The first step in building a hackintosh is figuring out what parts to use in your build. Some parts will work better than others. Some not at all. As usual, research is key in creating your hackintosh build. Head on over to tonymacx86 for some sample builds. The lists in the forum are really quite comprehensive. You'll be able to find a build for almost any computing need, plus instructions on how to get everything up and running.
My build is basically a headache-free gaming hackintosh that is as cheap as possible. I didn't stray very far from the recommended Ivy Bridge build to keep compatibility issues to a minimum. Here are the components that I chose (may vary from the actual ones that I buy based on availability and budget):
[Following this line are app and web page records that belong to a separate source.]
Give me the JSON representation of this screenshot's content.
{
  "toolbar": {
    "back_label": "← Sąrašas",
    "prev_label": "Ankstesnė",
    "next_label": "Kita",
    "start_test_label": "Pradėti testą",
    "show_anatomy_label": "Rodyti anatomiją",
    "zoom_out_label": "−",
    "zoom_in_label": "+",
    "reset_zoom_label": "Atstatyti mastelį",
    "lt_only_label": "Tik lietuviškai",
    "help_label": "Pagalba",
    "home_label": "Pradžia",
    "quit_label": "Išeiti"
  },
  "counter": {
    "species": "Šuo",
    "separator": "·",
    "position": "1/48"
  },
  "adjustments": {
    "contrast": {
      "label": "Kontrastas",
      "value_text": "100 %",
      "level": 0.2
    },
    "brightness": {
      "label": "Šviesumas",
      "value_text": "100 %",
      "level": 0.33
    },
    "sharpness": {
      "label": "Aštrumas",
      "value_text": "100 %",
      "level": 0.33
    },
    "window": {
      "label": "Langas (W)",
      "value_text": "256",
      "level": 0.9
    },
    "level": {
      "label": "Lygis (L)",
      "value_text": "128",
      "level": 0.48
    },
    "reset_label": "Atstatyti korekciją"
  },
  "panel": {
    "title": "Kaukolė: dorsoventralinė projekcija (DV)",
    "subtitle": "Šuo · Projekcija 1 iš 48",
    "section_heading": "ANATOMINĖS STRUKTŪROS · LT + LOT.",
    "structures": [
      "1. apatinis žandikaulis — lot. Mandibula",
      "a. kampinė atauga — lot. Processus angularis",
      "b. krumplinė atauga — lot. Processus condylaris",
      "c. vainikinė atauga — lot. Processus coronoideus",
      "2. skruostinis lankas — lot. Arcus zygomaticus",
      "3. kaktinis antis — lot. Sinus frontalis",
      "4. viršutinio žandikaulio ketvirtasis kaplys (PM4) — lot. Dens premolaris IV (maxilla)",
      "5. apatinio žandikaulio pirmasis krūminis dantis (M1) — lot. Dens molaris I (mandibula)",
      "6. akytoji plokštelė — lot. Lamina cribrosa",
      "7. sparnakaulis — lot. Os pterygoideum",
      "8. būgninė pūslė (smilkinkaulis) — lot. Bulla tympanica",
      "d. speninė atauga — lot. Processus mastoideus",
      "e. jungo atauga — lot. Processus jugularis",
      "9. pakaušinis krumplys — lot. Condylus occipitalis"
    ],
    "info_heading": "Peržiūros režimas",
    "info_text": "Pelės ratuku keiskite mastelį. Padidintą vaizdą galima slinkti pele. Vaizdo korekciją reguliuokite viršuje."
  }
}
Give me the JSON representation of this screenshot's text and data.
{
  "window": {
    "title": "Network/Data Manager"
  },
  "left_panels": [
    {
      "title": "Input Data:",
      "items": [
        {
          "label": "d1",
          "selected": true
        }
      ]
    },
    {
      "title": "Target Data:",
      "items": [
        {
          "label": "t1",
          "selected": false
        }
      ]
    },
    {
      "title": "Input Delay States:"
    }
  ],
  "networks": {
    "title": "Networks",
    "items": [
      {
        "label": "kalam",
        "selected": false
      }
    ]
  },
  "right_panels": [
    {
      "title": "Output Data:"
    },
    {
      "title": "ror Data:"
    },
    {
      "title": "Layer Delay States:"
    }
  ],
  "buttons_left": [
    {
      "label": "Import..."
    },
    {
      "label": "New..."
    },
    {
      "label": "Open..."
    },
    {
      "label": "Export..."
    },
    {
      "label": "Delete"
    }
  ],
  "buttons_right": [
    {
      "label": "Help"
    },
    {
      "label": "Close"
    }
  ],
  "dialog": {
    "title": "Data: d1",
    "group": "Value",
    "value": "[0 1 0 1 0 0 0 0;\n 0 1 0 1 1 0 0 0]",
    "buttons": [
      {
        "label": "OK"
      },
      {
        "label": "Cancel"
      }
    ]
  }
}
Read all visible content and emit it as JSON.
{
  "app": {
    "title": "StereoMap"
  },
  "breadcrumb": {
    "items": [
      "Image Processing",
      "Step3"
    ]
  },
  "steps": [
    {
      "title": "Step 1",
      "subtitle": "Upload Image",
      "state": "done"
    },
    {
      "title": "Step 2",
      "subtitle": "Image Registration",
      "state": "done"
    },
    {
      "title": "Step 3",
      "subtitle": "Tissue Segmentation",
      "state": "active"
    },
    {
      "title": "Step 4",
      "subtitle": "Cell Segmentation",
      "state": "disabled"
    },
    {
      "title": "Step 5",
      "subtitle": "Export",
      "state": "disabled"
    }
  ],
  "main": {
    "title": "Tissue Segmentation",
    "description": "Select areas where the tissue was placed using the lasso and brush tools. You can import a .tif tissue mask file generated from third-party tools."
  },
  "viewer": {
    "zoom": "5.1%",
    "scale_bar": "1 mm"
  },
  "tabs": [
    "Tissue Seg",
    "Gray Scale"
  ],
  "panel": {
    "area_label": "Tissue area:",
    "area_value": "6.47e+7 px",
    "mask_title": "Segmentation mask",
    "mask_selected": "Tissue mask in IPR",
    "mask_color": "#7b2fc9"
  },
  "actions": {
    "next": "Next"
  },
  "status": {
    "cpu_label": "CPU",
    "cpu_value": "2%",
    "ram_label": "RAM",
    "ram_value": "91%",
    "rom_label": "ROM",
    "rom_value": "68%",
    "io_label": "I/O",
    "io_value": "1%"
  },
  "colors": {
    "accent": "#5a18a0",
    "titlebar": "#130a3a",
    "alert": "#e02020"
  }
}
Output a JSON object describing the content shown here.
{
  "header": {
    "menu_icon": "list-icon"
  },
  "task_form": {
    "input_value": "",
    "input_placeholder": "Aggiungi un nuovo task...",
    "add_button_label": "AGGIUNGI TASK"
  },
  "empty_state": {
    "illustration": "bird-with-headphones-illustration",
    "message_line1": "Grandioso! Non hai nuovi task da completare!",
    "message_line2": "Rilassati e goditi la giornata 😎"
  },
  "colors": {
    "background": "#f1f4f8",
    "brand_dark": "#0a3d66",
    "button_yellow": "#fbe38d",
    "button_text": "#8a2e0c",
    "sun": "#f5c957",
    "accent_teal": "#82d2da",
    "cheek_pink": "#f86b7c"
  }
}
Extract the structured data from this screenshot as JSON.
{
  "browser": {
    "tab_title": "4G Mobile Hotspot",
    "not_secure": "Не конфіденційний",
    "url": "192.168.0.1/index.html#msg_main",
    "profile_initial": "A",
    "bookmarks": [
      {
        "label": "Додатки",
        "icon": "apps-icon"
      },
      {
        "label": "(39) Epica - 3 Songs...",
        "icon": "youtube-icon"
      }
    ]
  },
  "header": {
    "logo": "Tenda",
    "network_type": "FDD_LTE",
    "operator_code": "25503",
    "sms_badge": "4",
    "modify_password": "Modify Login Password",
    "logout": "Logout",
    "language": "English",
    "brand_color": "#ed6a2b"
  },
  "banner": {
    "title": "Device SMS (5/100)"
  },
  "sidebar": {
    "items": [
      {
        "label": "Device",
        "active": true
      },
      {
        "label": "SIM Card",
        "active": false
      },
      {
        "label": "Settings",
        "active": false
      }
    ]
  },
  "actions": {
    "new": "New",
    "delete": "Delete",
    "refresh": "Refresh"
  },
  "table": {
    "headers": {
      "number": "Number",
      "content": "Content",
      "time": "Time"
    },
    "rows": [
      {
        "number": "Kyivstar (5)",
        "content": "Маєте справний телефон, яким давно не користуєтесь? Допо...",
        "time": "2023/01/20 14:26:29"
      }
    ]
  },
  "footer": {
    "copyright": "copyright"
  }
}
Gigabyte motherboards are the easiest to hackintosh. The Z77 ones have this dual BIOS that makes OS X installation a breeze. You won't need to hunt down DSDTs (a special file for hackintoshing) for your specific motherboard because most things will just work after OS X installation. The problem so far is that I haven't found this motherboard yet, so I have to do more hunting in local stores. (I found a similar one that might work though.)
Intel Core i5 3570
For gaming, the benchmarks say that there's not much difference between a Core i5 and Core i7. But there is a big difference in price. I'm going with the cheaper i5.
Asus GeForce GTX 660 Ti
The most expensive component in my build is the video card. The top of the line GTX 680 costs significantly more. This is a good middle ground. Still a little pricey, but with it, I should be able to play lots of games on high settings. Again, Nvidia Kepler cards are most compatible with hackintosh builds.
16GB Corsair 1600MHz DDR3
This should do for gaming.
Corsair Carbide 400R
There are cheaper cases out in the market, but I like this one because of its cable management. It's also super expandable. Since I might be stuck with this computer for a long time (that's the point in building a PC after all), might as well get the nice-looking one.
Corsair TX Series 650W
This is probably overkill for the system. But again, the point is expandability. One day I might get a second video card or something. If that day ever comes, I'll have some extra power on hand.
SanDisk 120GB G25 SSD
SSDs can make your system feel significantly faster. It's kind of a must-have for zippy systems nowadays. Powering on is almost instantaneous and loading times are much faster. Unfortunately, SSD's are still expensive, and this 120GB SSD is the largest drive that makes sense for me. I'll be using it in tandem with a bunch of older, much larger hard drives. Together I will have speed AND storage capacity.
Thermaltake Water 2.0 Performer
Not a day one purchase, but my last PC build was a nightmare of overheating, so I think it's a good idea to invest in some water cooling.
Western Digital Caviar Black 1TB
The second 6GB/S slot on my motherboard is reserved for this drive. I am a data hog, and I'm betting I will need more storage fast.
Estimated price for this build is 50K. But it can be a lot cheaper if you get a less fancy casing, smaller power supply and skip the SSD. A barebones hackintosh system without the video card can be had for 30K. Meanwhile, all the bells and whistles will put the system in the 60K ballpark.
Comparing my basic 50K build to the recently released iMac, it is most similar to the iMac that sells for P87,990. Both have Core i5's and GTX 660's. But I think the 660 Ti has more memory than the 660M Apple is using. Plus the 660M is actually a laptop video card. Oh, and the Core i5 3570 has a faster clock speed of 3.4GHz versus Apple's 2.9GHz. And my build has SSD. Oh, and 8GB more RAM than the iMac. So my build is a little better, um, everywhere.
Of course, my system is fat and ugly. But if you really cared about that, you wouldn't be reading a hackintosh post. I'll be building the Blackintosh around December. The first set of parts is already in the mail. It's cheaper from Amazon!